• _Your objective_
Please report the number of lines in the entries below that contain "layer", with nothing added.

• _Source information_
● ● ● ● ●

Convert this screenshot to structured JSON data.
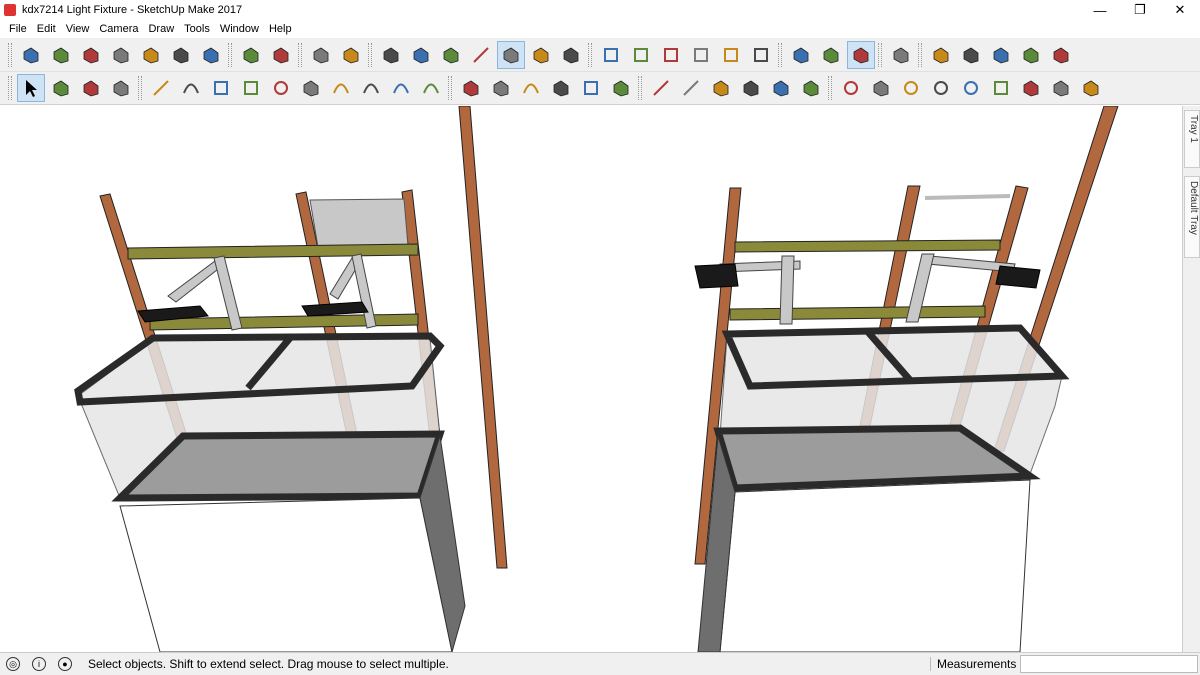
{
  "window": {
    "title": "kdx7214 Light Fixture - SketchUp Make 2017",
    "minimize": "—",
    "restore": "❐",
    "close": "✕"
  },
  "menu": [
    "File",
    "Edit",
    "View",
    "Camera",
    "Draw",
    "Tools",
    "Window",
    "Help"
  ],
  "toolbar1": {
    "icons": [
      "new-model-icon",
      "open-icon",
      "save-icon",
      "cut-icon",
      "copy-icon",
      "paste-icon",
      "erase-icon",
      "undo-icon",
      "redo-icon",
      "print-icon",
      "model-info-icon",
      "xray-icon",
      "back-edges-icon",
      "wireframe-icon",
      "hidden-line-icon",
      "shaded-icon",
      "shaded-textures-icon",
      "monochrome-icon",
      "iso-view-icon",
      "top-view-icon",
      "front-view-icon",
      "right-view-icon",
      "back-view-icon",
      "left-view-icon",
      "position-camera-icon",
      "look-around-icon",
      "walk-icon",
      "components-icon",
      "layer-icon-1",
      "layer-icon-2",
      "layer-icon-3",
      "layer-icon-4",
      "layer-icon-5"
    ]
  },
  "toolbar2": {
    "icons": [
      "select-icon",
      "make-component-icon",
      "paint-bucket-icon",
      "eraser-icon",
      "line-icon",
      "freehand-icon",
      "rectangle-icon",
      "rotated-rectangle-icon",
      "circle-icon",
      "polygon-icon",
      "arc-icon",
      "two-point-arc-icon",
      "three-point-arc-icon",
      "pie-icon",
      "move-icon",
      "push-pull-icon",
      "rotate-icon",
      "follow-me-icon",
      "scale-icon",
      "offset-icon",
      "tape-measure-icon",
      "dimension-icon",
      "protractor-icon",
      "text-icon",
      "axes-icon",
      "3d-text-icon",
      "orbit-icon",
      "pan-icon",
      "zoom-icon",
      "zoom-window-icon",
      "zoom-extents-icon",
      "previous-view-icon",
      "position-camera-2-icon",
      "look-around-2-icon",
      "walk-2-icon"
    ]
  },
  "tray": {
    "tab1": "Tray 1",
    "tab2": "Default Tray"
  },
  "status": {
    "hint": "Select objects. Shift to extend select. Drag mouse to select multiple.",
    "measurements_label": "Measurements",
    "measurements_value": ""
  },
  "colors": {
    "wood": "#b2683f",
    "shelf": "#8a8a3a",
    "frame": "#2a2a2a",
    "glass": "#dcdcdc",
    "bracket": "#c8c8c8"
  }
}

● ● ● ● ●

• _Output for this exercise_
5